The installer for Mac OS 10.1 and later is a native OS-X package format which installs with no special information required from the user (admin priviledges are required). The software is installed into /var/db/openafs (cache and configuration) and /Library/OpenAFS/Tools (all user tools and libraries). The user tools in /Library/OpenAFS/Tools/bin are symlinked to /usr/bin, but the administrator tools in /Library/OpenAFS/Tools/etc are not in the $PATH by default.
The /usr/afsws directory is not used - it can be symlinked if necessary to support scripts with hard coded paths to /usr/afsws/bin. After installation, the default cell, cache configuration and CellServDB files must be edited by hand. The default cache is 30 MB.

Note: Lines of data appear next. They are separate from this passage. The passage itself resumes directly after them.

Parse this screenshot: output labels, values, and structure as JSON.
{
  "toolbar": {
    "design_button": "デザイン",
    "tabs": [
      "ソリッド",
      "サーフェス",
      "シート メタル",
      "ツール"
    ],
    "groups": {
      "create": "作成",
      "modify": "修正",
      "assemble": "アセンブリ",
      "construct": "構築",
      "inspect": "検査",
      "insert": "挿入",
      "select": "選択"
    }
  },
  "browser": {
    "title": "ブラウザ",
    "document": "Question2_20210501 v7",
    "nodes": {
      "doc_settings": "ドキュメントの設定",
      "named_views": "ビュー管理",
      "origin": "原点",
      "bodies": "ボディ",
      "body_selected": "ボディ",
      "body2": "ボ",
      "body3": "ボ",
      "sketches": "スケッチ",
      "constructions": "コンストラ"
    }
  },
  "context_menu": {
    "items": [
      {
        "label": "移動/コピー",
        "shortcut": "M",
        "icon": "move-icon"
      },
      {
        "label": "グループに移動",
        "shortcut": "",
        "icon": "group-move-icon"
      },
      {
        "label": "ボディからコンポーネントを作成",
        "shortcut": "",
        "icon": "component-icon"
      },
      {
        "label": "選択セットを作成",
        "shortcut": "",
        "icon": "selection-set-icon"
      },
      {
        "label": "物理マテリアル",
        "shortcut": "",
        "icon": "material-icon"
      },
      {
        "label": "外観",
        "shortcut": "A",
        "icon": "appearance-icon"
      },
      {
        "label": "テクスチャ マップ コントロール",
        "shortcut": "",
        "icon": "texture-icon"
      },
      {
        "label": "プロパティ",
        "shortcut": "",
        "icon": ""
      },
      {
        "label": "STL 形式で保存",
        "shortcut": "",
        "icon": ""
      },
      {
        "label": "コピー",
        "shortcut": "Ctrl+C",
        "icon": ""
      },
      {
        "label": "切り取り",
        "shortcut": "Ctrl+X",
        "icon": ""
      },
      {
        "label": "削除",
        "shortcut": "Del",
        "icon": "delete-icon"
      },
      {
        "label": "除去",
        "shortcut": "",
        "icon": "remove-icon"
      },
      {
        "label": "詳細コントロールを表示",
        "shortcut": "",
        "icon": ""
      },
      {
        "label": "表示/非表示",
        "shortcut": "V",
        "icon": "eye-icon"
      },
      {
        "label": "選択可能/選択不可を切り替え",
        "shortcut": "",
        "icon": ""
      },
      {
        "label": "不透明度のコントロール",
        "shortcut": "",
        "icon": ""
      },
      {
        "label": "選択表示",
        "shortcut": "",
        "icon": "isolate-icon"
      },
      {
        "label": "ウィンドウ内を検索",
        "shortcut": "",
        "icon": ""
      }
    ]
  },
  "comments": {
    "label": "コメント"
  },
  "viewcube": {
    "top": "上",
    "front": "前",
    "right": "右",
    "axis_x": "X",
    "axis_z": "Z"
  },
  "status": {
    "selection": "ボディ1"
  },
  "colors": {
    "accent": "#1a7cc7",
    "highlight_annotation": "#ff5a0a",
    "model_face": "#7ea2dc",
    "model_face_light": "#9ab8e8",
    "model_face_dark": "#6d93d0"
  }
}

Microsoft Windows

The windows (NT-based, Win2k and newer) installer is a single .exe file which prompts for user input about which components to install. In general only the client is needed. The optional extended documentation is the same as available at and is out of date. The client software is installed into C:\Program Files\OpenAFS, along with many additions to the registry. An uninstaller in also provided. Command line tools are also made available in the %PATH% after installation. A client tool is provided to create Windows drive mappings to AFS pathnames, e.g.

 F: -> \afs
 G: -> \afs\\ufac\afsusername
During installation, the default cell name (e.g. is requested, and also an initial CellServDB file. An option is provided to download a file from a URL: can be used. Windows AFS client uses the DNS (AFSDB) method to locate servers by default, so a CellServDB file may not be needed. The other options can be left at their default settings. After reboot, the AFS client software will be running, but AFS will not be accessible until drive mappings have been made. Some of the settings are systemwide (admin users only) and some are per-user. Open "Control Panel:Other Control Panel Options: AFS Client Configuration" to set up drive letter mappings and optionally adjust cache size and other parameters. The default cache is 100 MB.

If Windows logins are configured using kerberos-5 and a username/password database which is synchronized with the AFS usernames, tokens may be automatically obtained at login time. This is not the case at Dartmouth. The release notes for Windows contain many caveats about incompatabilities between Windows and Unix. Many of the new features in the Windows clients are to support mobile users with changing network connectivity and addresses (freelance mode, or Dynamic Root - cells are not mounted until they are referenced).

Windows explorer will display additional AFS properties (ACL settings etc.) for folders in AFS (right-click)

Older versions of the AFS client are supported on Windows 9x and NT4, but are no longer maintained or developed. has local notes on installing AFS on various platforms (also out of date in many places).


Challenges with mobile clients


Mac OSX client


Selected parts of AFS documentation

The top level of the OpenAFS documentation set is at
  • klog
  • tokens
  • unlog
  • pagsh
  • fs
  • fs_listquota
  • fs_examine
  • fs_flush
  • fs_flushvolume
  • pts
  • pts_creategroup
  • pts_adduser
  • pts_removeuser
  • pts_examine
  • pts_membership
  • pts_delete
  • kpasswd
  • fs_listacl
  • fs_setacl
  • fs_copyacl
  • vos
  • vos release


    Locally added AFS Commands

    AFS commands are not intuitive so some Dartmouth-specific scripts have been written to hide some of the command details.

    Function/Action Command
    Check your disk space (quota) for your home directory. quota or afsquota
    Set permissions (ACL) on a group of files, or recursively in a directory tree setacl [-R] [-v] who,what directory [directory]
    Copy permissions (ACL) from a group of directories to another tree copyacl [-R] [-v] source-directory target-directory


    References, Resources, Man pages etc.


    Online Resources

    (will open in a separate window)

    Academic site AFS information

    Related Software

    Using OpenAFS effectively: Course Handout
    (last update   09 February 2011)  ©Dartmouth College